**Data under study:**
□ □ □ □

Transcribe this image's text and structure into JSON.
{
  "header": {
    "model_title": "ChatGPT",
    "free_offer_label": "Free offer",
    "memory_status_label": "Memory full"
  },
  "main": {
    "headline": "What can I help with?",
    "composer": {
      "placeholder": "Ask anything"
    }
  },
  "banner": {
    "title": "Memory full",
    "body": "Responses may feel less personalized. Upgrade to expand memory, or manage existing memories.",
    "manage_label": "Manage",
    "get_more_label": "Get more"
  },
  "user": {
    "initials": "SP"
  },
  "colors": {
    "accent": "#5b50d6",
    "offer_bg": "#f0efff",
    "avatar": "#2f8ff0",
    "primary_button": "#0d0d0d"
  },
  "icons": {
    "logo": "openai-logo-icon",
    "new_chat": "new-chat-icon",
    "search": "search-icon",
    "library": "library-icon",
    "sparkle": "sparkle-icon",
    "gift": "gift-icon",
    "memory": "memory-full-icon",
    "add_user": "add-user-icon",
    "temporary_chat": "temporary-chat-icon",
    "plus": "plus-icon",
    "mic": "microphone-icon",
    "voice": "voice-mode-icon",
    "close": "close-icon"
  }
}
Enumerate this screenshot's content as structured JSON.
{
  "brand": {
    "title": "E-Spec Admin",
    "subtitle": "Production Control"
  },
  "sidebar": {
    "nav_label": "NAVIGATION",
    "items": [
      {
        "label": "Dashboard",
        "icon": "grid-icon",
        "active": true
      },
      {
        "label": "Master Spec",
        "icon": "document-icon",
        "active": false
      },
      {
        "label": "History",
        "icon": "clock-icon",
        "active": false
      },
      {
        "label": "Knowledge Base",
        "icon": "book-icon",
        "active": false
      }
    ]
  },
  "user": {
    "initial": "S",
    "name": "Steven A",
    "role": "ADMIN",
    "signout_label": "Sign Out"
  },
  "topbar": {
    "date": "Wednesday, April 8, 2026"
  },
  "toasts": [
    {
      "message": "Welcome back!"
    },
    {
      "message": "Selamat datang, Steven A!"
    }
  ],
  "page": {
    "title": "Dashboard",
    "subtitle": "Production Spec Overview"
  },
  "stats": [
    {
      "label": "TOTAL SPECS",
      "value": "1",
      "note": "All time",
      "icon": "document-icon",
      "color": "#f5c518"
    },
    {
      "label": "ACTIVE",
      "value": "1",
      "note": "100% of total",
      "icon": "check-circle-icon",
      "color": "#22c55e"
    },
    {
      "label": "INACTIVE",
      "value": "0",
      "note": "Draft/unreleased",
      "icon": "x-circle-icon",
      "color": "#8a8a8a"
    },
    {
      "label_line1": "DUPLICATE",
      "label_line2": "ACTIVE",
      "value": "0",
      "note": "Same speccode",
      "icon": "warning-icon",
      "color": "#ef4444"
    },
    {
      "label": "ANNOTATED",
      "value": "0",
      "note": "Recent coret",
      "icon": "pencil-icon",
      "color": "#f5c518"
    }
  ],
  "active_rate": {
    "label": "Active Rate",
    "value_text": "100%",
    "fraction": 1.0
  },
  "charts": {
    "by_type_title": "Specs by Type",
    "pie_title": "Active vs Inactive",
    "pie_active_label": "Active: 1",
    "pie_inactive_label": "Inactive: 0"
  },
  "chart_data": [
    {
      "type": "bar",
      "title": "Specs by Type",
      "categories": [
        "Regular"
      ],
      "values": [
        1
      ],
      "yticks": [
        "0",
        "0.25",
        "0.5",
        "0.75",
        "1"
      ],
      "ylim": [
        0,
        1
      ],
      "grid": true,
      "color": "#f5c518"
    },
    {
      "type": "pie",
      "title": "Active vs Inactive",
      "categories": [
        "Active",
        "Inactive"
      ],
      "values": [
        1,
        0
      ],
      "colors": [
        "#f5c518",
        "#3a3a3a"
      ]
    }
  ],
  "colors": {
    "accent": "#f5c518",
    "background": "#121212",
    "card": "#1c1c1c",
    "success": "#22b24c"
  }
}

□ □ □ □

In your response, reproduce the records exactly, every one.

**Answer for this exercise:**
Transcribe this image's text and structure into JSON.
{
  "header": {
    "model_title": "ChatGPT",
    "free_offer_label": "Free offer",
    "memory_status_label": "Memory full"
  },
  "main": {
    "headline": "What can I help with?",
    "composer": {
      "placeholder": "Ask anything"
    }
  },
  "banner": {
    "title": "Memory full",
    "body": "Responses may feel less personalized. Upgrade to expand memory, or manage existing memories.",
    "manage_label": "Manage",
    "get_more_label": "Get more"
  },
  "user": {
    "initials": "SP"
  },
  "colors": {
    "accent": "#5b50d6",
    "offer_bg": "#f0efff",
    "avatar": "#2f8ff0",
    "primary_button": "#0d0d0d"
  },
  "icons": {
    "logo": "openai-logo-icon",
    "new_chat": "new-chat-icon",
    "search": "search-icon",
    "library": "library-icon",
    "sparkle": "sparkle-icon",
    "gift": "gift-icon",
    "memory": "memory-full-icon",
    "add_user": "add-user-icon",
    "temporary_chat": "temporary-chat-icon",
    "plus": "plus-icon",
    "mic": "microphone-icon",
    "voice": "voice-mode-icon",
    "close": "close-icon"
  }
}
Enumerate this screenshot's content as structured JSON.
{
  "brand": {
    "title": "E-Spec Admin",
    "subtitle": "Production Control"
  },
  "sidebar": {
    "nav_label": "NAVIGATION",
    "items": [
      {
        "label": "Dashboard",
        "icon": "grid-icon",
        "active": true
      },
      {
        "label": "Master Spec",
        "icon": "document-icon",
        "active": false
      },
      {
        "label": "History",
        "icon": "clock-icon",
        "active": false
      },
      {
        "label": "Knowledge Base",
        "icon": "book-icon",
        "active": false
      }
    ]
  },
  "user": {
    "initial": "S",
    "name": "Steven A",
    "role": "ADMIN",
    "signout_label": "Sign Out"
  },
  "topbar": {
    "date": "Wednesday, April 8, 2026"
  },
  "toasts": [
    {
      "message": "Welcome back!"
    },
    {
      "message": "Selamat datang, Steven A!"
    }
  ],
  "page": {
    "title": "Dashboard",
    "subtitle": "Production Spec Overview"
  },
  "stats": [
    {
      "label": "TOTAL SPECS",
      "value": "1",
      "note": "All time",
      "icon": "document-icon",
      "color": "#f5c518"
    },
    {
      "label": "ACTIVE",
      "value": "1",
      "note": "100% of total",
      "icon": "check-circle-icon",
      "color": "#22c55e"
    },
    {
      "label": "INACTIVE",
      "value": "0",
      "note": "Draft/unreleased",
      "icon": "x-circle-icon",
      "color": "#8a8a8a"
    },
    {
      "label_line1": "DUPLICATE",
      "label_line2": "ACTIVE",
      "value": "0",
      "note": "Same speccode",
      "icon": "warning-icon",
      "color": "#ef4444"
    },
    {
      "label": "ANNOTATED",
      "value": "0",
      "note": "Recent coret",
      "icon": "pencil-icon",
      "color": "#f5c518"
    }
  ],
  "active_rate": {
    "label": "Active Rate",
    "value_text": "100%",
    "fraction": 1.0
  },
  "charts": {
    "by_type_title": "Specs by Type",
    "pie_title": "Active vs Inactive",
    "pie_active_label": "Active: 1",
    "pie_inactive_label": "Inactive: 0"
  },
  "chart_data": [
    {
      "type": "bar",
      "title": "Specs by Type",
      "categories": [
        "Regular"
      ],
      "values": [
        1
      ],
      "yticks": [
        "0",
        "0.25",
        "0.5",
        "0.75",
        "1"
      ],
      "ylim": [
        0,
        1
      ],
      "grid": true,
      "color": "#f5c518"
    },
    {
      "type": "pie",
      "title": "Active vs Inactive",
      "categories": [
        "Active",
        "Inactive"
      ],
      "values": [
        1,
        0
      ],
      "colors": [
        "#f5c518",
        "#3a3a3a"
      ]
    }
  ],
  "colors": {
    "accent": "#f5c518",
    "background": "#121212",
    "card": "#1c1c1c",
    "success": "#22b24c"
  }
}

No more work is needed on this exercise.